* WORK REQUIRED
Lift out all lines below that contain "representation".

* DATA SECTION
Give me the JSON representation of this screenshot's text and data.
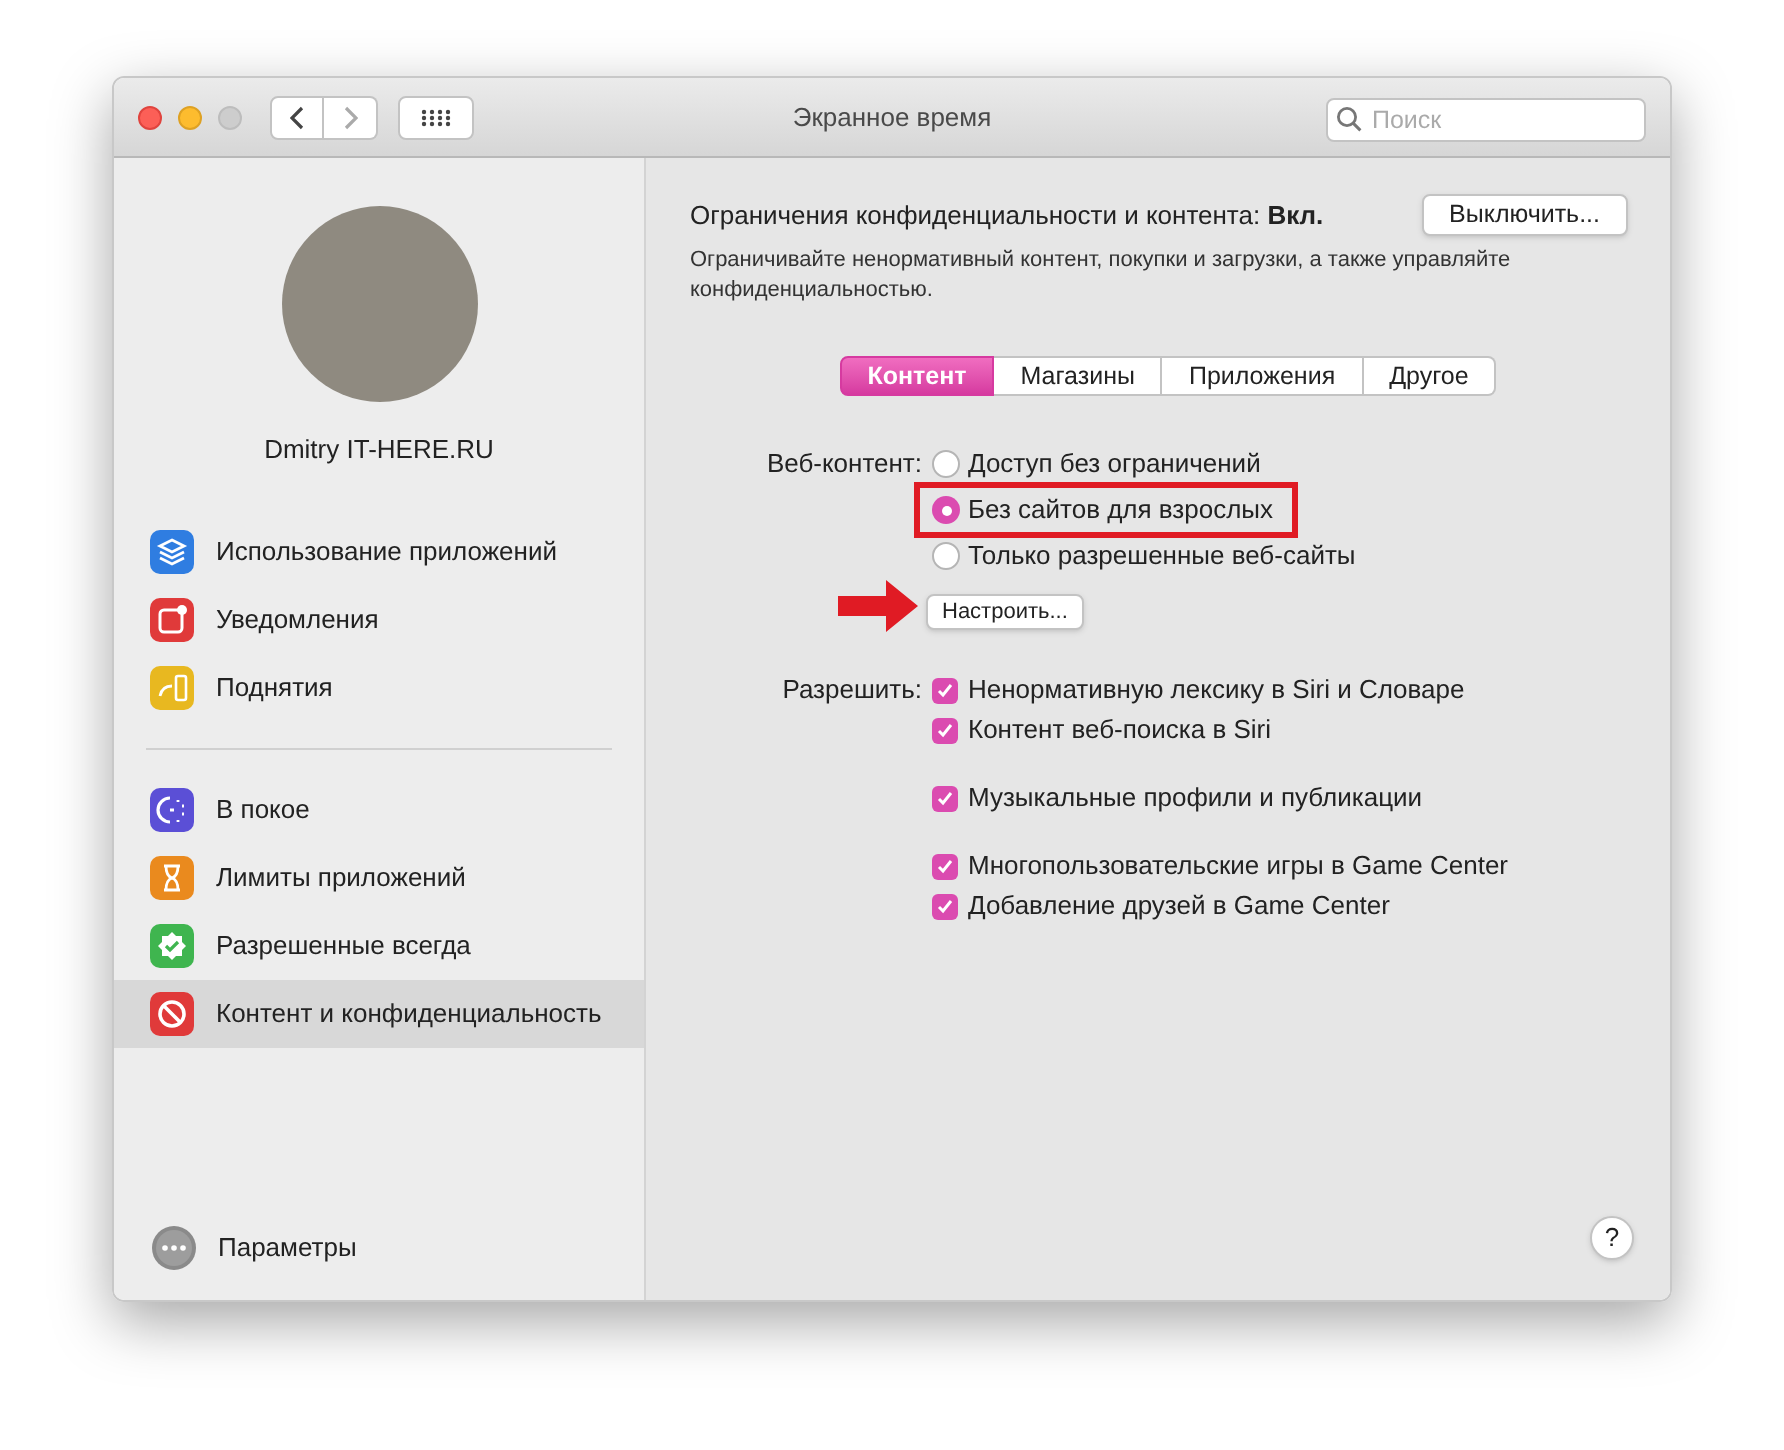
{
  "window": {
    "title": "Экранное время"
  },
  "search": {
    "placeholder": "Поиск"
  },
  "user": {
    "name": "Dmitry IT-HERE.RU"
  },
  "sidebar": {
    "groups": [
      {
        "items": [
          {
            "label": "Использование приложений",
            "color": "#2f7de1",
            "selected": false
          },
          {
            "label": "Уведомления",
            "color": "#e03a3a",
            "selected": false
          },
          {
            "label": "Поднятия",
            "color": "#e8b820",
            "selected": false
          }
        ]
      },
      {
        "items": [
          {
            "label": "В покое",
            "color": "#5b4fd6",
            "selected": false
          },
          {
            "label": "Лимиты приложений",
            "color": "#ea8a1e",
            "selected": false
          },
          {
            "label": "Разрешенные всегда",
            "color": "#3fb54f",
            "selected": false
          },
          {
            "label": "Контент и конфиденциальность",
            "color": "#e03a3a",
            "selected": true
          }
        ]
      }
    ],
    "footer": {
      "label": "Параметры"
    }
  },
  "restrictions": {
    "label": "Ограничения конфиденциальности и контента: **Вкл.**",
    "button": "Выключить...",
    "description": "Ограничивайте ненормативный контент, покупки и загрузки, а также управляйте конфиденциальностью."
  },
  "tabs": [
    {
      "label": "Контент",
      "selected": true
    },
    {
      "label": "Магазины",
      "selected": false
    },
    {
      "label": "Приложения",
      "selected": false
    },
    {
      "label": "Другое",
      "selected": false
    }
  ],
  "web_content": {
    "label": "Веб-контент:",
    "options": [
      {
        "label": "Доступ без ограничений",
        "selected": false,
        "highlighted": false
      },
      {
        "label": "Без сайтов для взрослых",
        "selected": true,
        "highlighted": true
      },
      {
        "label": "Только разрешенные веб-сайты",
        "selected": false,
        "highlighted": false
      }
    ],
    "button": {
      "label": "Настроить...",
      "arrow": true
    }
  },
  "allow": {
    "label": "Разрешить:",
    "groups": [
      [
        {
          "label": "Ненормативную лексику в Siri и Словаре",
          "checked": true
        },
        {
          "label": "Контент веб-поиска в Siri",
          "checked": true
        }
      ],
      [
        {
          "label": "Музыкальные профили и публикации",
          "checked": true
        }
      ],
      [
        {
          "label": "Многопользовательские игры в Game Center",
          "checked": true
        },
        {
          "label": "Добавление друзей в Game Center",
          "checked": true
        }
      ]
    ]
  },
  "help": {
    "label": "?"
  }
}
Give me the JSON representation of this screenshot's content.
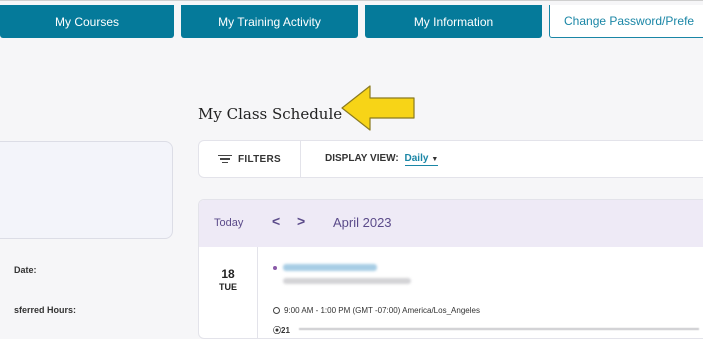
{
  "tabs": [
    {
      "label": "My Courses"
    },
    {
      "label": "My Training Activity"
    },
    {
      "label": "My Information"
    },
    {
      "label": "Change Password/Prefe"
    }
  ],
  "page_title": "My Class Schedule",
  "left_panel": {
    "date_label": "Date:",
    "hours_label": "sferred Hours:"
  },
  "filter_bar": {
    "filters_label": "FILTERS",
    "display_view_label": "DISPLAY VIEW:",
    "display_view_value": "Daily"
  },
  "calendar": {
    "today_label": "Today",
    "prev_label": "<",
    "next_label": ">",
    "month": "April 2023",
    "day_number": "18",
    "day_name": "TUE",
    "event_time": "9:00 AM - 1:00 PM (GMT -07:00) America/Los_Angeles",
    "location_prefix": "21"
  },
  "colors": {
    "tab_bg": "#057a9a",
    "accent": "#1a86a6",
    "calendar_header_bg": "#eeeaf6",
    "calendar_text": "#5b4b8a",
    "arrow": "#f7d417"
  }
}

* SOLUTION TO THE PROBLEM
Give me the JSON representation of this screenshot's text and data.
Give me the JSON representation of this screenshot's content.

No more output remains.